*To do*
Print the entries underneath word for word, omitting whatever pictures they contain.

=== Section Start ===

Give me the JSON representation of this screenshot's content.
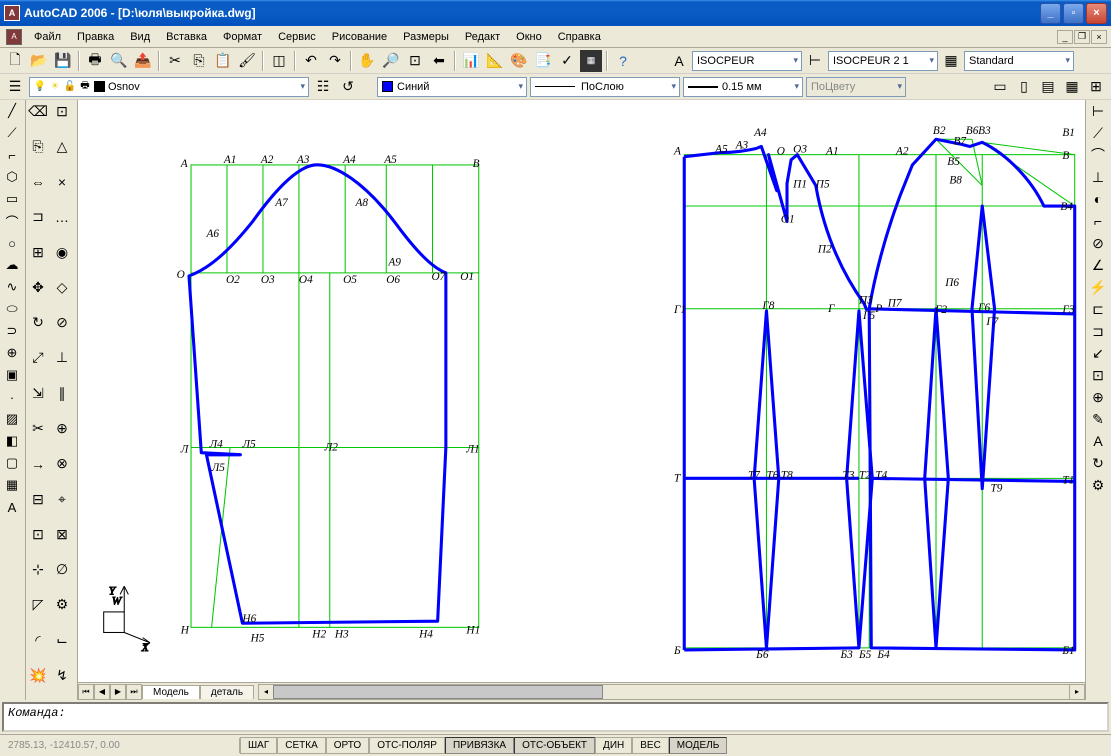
{
  "title": "AutoCAD 2006 - [D:\\юля\\выкройка.dwg]",
  "menu": [
    "Файл",
    "Правка",
    "Вид",
    "Вставка",
    "Формат",
    "Сервис",
    "Рисование",
    "Размеры",
    "Редакт",
    "Окно",
    "Справка"
  ],
  "style_combos": {
    "text_style": "ISOCPEUR",
    "dim_style": "ISOCPEUR 2 1",
    "table_style": "Standard"
  },
  "layer": {
    "name": "Osnov"
  },
  "props": {
    "color_label": "Синий",
    "linetype": "ПоСлою",
    "lineweight": "0.15 мм",
    "plot_style": "ПоЦвету"
  },
  "tabs": {
    "model": "Модель",
    "layout": "деталь"
  },
  "command_prompt": "Команда:",
  "coords": "2785.13, -12410.57, 0.00",
  "status_buttons": [
    "ШАГ",
    "СЕТКА",
    "ОРТО",
    "ОТС-ПОЛЯР",
    "ПРИВЯЗКА",
    "ОТС-ОБЪЕКТ",
    "ДИН",
    "ВЕС",
    "МОДЕЛЬ"
  ],
  "status_active": [
    false,
    false,
    false,
    false,
    true,
    true,
    false,
    false,
    true
  ],
  "left_labels": {
    "A": "А",
    "B": "В",
    "O": "О",
    "O1": "О1",
    "N": "Н",
    "N1": "Н1",
    "L": "Л",
    "L1": "Л1",
    "A1": "А1",
    "A2": "А2",
    "A3": "А3",
    "A4": "А4",
    "A5": "А5",
    "A6": "А6",
    "A7": "А7",
    "A8": "А8",
    "A9": "А9",
    "O2": "О2",
    "O3": "О3",
    "O4": "О4",
    "O5": "О5",
    "O6": "О6",
    "O7": "О7",
    "L2": "Л2",
    "L4": "Л4",
    "L5": "Л5",
    "L5b": "Л5",
    "N2": "Н2",
    "N3": "Н3",
    "N4": "Н4",
    "N5": "Н5",
    "N6": "Н6"
  },
  "right_labels": {
    "A": "А",
    "A1": "А1",
    "A2": "А2",
    "A3": "А3",
    "A4": "А4",
    "A5": "А5",
    "B": "В",
    "B1": "В1",
    "B2": "В2",
    "B3": "В3",
    "B4": "В4",
    "B5": "В5",
    "B6": "В6",
    "B7": "В7",
    "B8": "В8",
    "O": "О",
    "O1": "О1",
    "O3": "О3",
    "P": "Р",
    "P1": "П1",
    "P2": "П2",
    "P3": "П3",
    "P5": "П5",
    "P6": "П6",
    "P7": "П7",
    "G": "Г",
    "G1": "Г1",
    "G2": "Г2",
    "G3": "Г3",
    "G5": "Г5",
    "G6": "Г6",
    "G7": "Г7",
    "G8": "Г8",
    "T": "Т",
    "T1": "Т1",
    "T2": "Т2",
    "T3": "Т3",
    "T4": "Т4",
    "T6": "Т6",
    "T7": "Т7",
    "T8": "Т8",
    "T9": "Т9",
    "Bt": "Б",
    "Bt1": "Б1",
    "Bt3": "Б3",
    "Bt4": "Б4",
    "Bt5": "Б5",
    "Bt6": "Б6"
  }
}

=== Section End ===

*Exercise answer*
Give me the JSON representation of this screenshot's content.
{
  "title": "AutoCAD 2006 - [D:\\юля\\выкройка.dwg]",
  "menu": [
    "Файл",
    "Правка",
    "Вид",
    "Вставка",
    "Формат",
    "Сервис",
    "Рисование",
    "Размеры",
    "Редакт",
    "Окно",
    "Справка"
  ],
  "style_combos": {
    "text_style": "ISOCPEUR",
    "dim_style": "ISOCPEUR 2 1",
    "table_style": "Standard"
  },
  "layer": {
    "name": "Osnov"
  },
  "props": {
    "color_label": "Синий",
    "linetype": "ПоСлою",
    "lineweight": "0.15 мм",
    "plot_style": "ПоЦвету"
  },
  "tabs": {
    "model": "Модель",
    "layout": "деталь"
  },
  "command_prompt": "Команда:",
  "coords": "2785.13, -12410.57, 0.00",
  "status_buttons": [
    "ШАГ",
    "СЕТКА",
    "ОРТО",
    "ОТС-ПОЛЯР",
    "ПРИВЯЗКА",
    "ОТС-ОБЪЕКТ",
    "ДИН",
    "ВЕС",
    "МОДЕЛЬ"
  ],
  "status_active": [
    false,
    false,
    false,
    false,
    true,
    true,
    false,
    false,
    true
  ],
  "left_labels": {
    "A": "А",
    "B": "В",
    "O": "О",
    "O1": "О1",
    "N": "Н",
    "N1": "Н1",
    "L": "Л",
    "L1": "Л1",
    "A1": "А1",
    "A2": "А2",
    "A3": "А3",
    "A4": "А4",
    "A5": "А5",
    "A6": "А6",
    "A7": "А7",
    "A8": "А8",
    "A9": "А9",
    "O2": "О2",
    "O3": "О3",
    "O4": "О4",
    "O5": "О5",
    "O6": "О6",
    "O7": "О7",
    "L2": "Л2",
    "L4": "Л4",
    "L5": "Л5",
    "L5b": "Л5",
    "N2": "Н2",
    "N3": "Н3",
    "N4": "Н4",
    "N5": "Н5",
    "N6": "Н6"
  },
  "right_labels": {
    "A": "А",
    "A1": "А1",
    "A2": "А2",
    "A3": "А3",
    "A4": "А4",
    "A5": "А5",
    "B": "В",
    "B1": "В1",
    "B2": "В2",
    "B3": "В3",
    "B4": "В4",
    "B5": "В5",
    "B6": "В6",
    "B7": "В7",
    "B8": "В8",
    "O": "О",
    "O1": "О1",
    "O3": "О3",
    "P": "Р",
    "P1": "П1",
    "P2": "П2",
    "P3": "П3",
    "P5": "П5",
    "P6": "П6",
    "P7": "П7",
    "G": "Г",
    "G1": "Г1",
    "G2": "Г2",
    "G3": "Г3",
    "G5": "Г5",
    "G6": "Г6",
    "G7": "Г7",
    "G8": "Г8",
    "T": "Т",
    "T1": "Т1",
    "T2": "Т2",
    "T3": "Т3",
    "T4": "Т4",
    "T6": "Т6",
    "T7": "Т7",
    "T8": "Т8",
    "T9": "Т9",
    "Bt": "Б",
    "Bt1": "Б1",
    "Bt3": "Б3",
    "Bt4": "Б4",
    "Bt5": "Б5",
    "Bt6": "Б6"
  }
}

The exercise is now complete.